There is no doubt that the already tenuous relations between Baghdad and the Kurdistan Region reached new heights in recent weeks. As the Peshmerga and Iraqi army forces became deeply entrenched, respective positions hardened and the drums of war beat more loudly, the fear of a brutal war became a real possibility with the firing of a single bullet.
Frantic mediation in recent weeks by Iraqi political figures and the U.S. governmental have somewhat calmed the situation. Both sides have seemingly agreed to eventually withdraw troops, with local security forces to assume responsibility under committees that are intended to reflect the ethnic balance on the ground.
With any real sigh of relief quickly dampened by deep mistrust and lack of a long-term solution, short-term political arrangements merely buy more time.
The issue of disputed territories will not go away or become any easier to resolve the longer that constitutional articles gather dust on the Iraqi political shelf. On the contrary, it is becoming deeper and tenser with each delay.
The agreement to hand security over to local forces simply passes the problem on. Who should comprise of the local security forces? How do you determine ethnic quotas for such forces? Which group should have more influence over the “disputed areas” based on their assumed numbers?
The bottom line is that the problem once again becomes a numbers game. The makeup of local forces and arriving at this elusive ethnic balance is continuously based on assumptions and assertions, not actual facts.
The very foundation of resolving disputed territories lies in the conducting of a nationwide census. As the English proverb goes “the proof of the pudding is in the eating”. A new census in Iraq, which is a key constitutional provision, was delayed in 2007, 2009 and twice alone in 2010.
It is time to move away from claims, counter claims and assumptions and let the facts speak for themselves. Facts are just that, they are based on a reality and not on conjecture and help paint a true picture of the matter at hand.
In most democratic societies a census is a natural and fundamental exercise that helps governments to better understand their citizens, improve planning and to deliver better services to their local populace. Yet Iraq has shied away from a first full national census since 1987 with the pretext that it would inflame security conditions and ethnic and sectarian passions and would lead to the polarisation of Iraq. Any census will only confirm the extent of the polarization of Iraq, Iraq has been polarized from the moment it was artificially stitched together.

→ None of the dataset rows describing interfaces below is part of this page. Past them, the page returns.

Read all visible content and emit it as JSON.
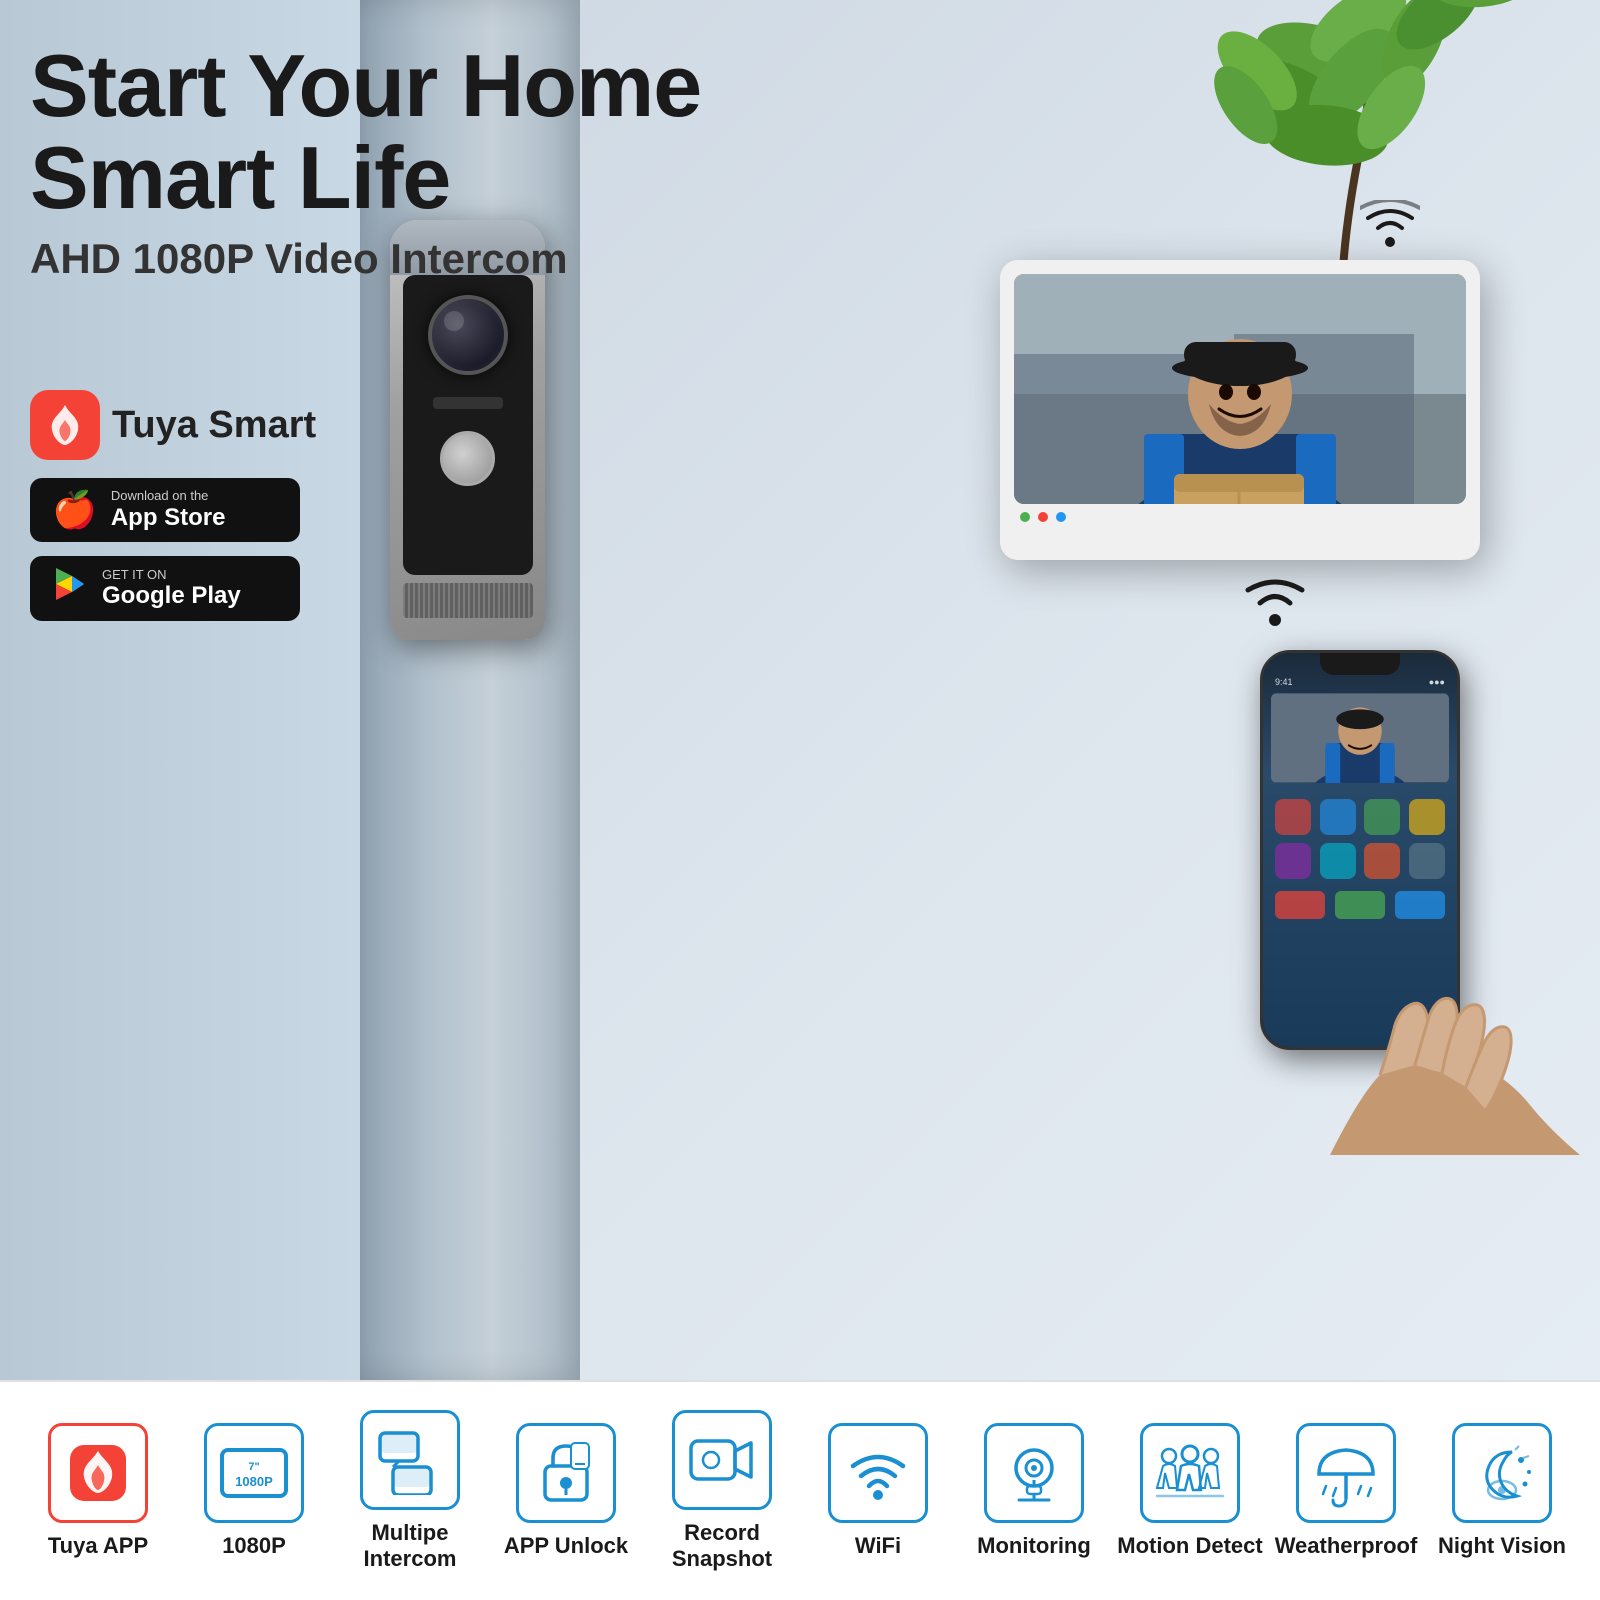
{
  "hero": {
    "title_line1": "Start Your Home",
    "title_line2": "Smart Life",
    "subtitle": "AHD 1080P Video Intercom"
  },
  "tuya": {
    "name": "Tuya Smart",
    "icon_letter": "T"
  },
  "app_store": {
    "small_text": "Download on the",
    "large_text": "App Store",
    "icon": "🍎"
  },
  "google_play": {
    "small_text": "GET IT ON",
    "large_text": "Google Play",
    "icon": "▶"
  },
  "features": [
    {
      "id": "tuya-app",
      "label": "Tuya APP",
      "icon": "T",
      "special": "tuya"
    },
    {
      "id": "resolution",
      "label": "1080P",
      "icon": "7\""
    },
    {
      "id": "multipe-intercom",
      "label": "Multipe\nIntercom",
      "icon": "⊞"
    },
    {
      "id": "app-unlock",
      "label": "APP Unlock",
      "icon": "🔓"
    },
    {
      "id": "record-snapshot",
      "label": "Record\nSnapshot",
      "icon": "🎥"
    },
    {
      "id": "wifi",
      "label": "WiFi",
      "icon": "📶"
    },
    {
      "id": "monitoring",
      "label": "Monitoring",
      "icon": "📷"
    },
    {
      "id": "motion-detect",
      "label": "Motion Detect",
      "icon": "🚶"
    },
    {
      "id": "weatherproof",
      "label": "Weatherproof",
      "icon": "☂"
    },
    {
      "id": "night-vision",
      "label": "Night Vision",
      "icon": "🌙"
    }
  ],
  "colors": {
    "accent_blue": "#1a8fd1",
    "tuya_red": "#f44336",
    "text_dark": "#1a1a1a",
    "bg_light": "#e8eef5"
  }
}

The truth is that much like the rest of article 140 where the census forms a key part, Baghdad has failed to implement legal obligations for fear of the reality that it unravels. There is no “technical” reason why a census cannot be held, the Iraqi Ministry of Planning has long trained thousands of enumerators and laid the basis for such a task.
When in a true democracy can someone pick and choose what it decides to implement to divert a decision away from a destined outcome? The real reason for a lack of implementation of a census is that a true picture of numbers in Iraq would tip the political and national landscape in Iraq upside down. In Iraq, the numbers game is everything. It means power, it means leverage and above all it ends “dispute”.
The very nature of the word “dispute” is underpinned by uncertainty and a lack of an official reality. The outcome is not clear so thus no side can make true assertions. In reality, a census in Iraq would mean a de-facto conclusion to all of article 140. If a census showed a clear Kurdish majority as most Kurds staunchly believe and that most Arabs fear, then what will the results of a referendum reveal? A certainty that such disputed territories would opt to be annexed to the Kurdistan Region.
This takes the argument a full circle to just how disputed the “disputed territories” really are and also to Kurdistan President Massaud Barzani’s decree this week to no longer refer to such territories as disputed but instead as “Kurdish areas outside of the Region”. Ironically, almost five years since the deadline for article 140 passed, it is still Baghdad that accuses the Kurd of constitutional violations over their claim to such territories. If Baghdad really wants to abide by the constitution, it should have the courage to hold a comprehensive census and show both Iraq and the international community the clear results.
A census with a true demographic picture of Iraq would also end annual disputes over the proportion of the Iraqi budget that the Kurds are entitled to. The uncertainty in actual figures of the Kurdish population has played to Baghdad’s hand by exerting pressure on the Kurds and diluting Kurdish demands.
The Iraqi national assembly itself is simply a gauge of the makeup of the Iraqi mosaic. Not only does the number of seats won by each group a reflection of the breakdown of the population, the number of seats allocated to each province is merely based on population estimates. Such estimates are further flawed and the result of guesswork as they are primarily based on food ration cards.
Such a basis for power sharing seriously handicaps true implementation of democracy. For example, Kurds in general are not as reliant on ration cards as the rest of Iraq or have not registered their children under such a system, whereas the food ration card have been manipulated and at times abused in the rest of Iraq.
The conducting of a census was a key Kurdish perquisite for joining Maliki’s coalition and was supposedly due to be done within a year. Kurds should strongly reject entering yet another general election without the fulfillment of this key condition.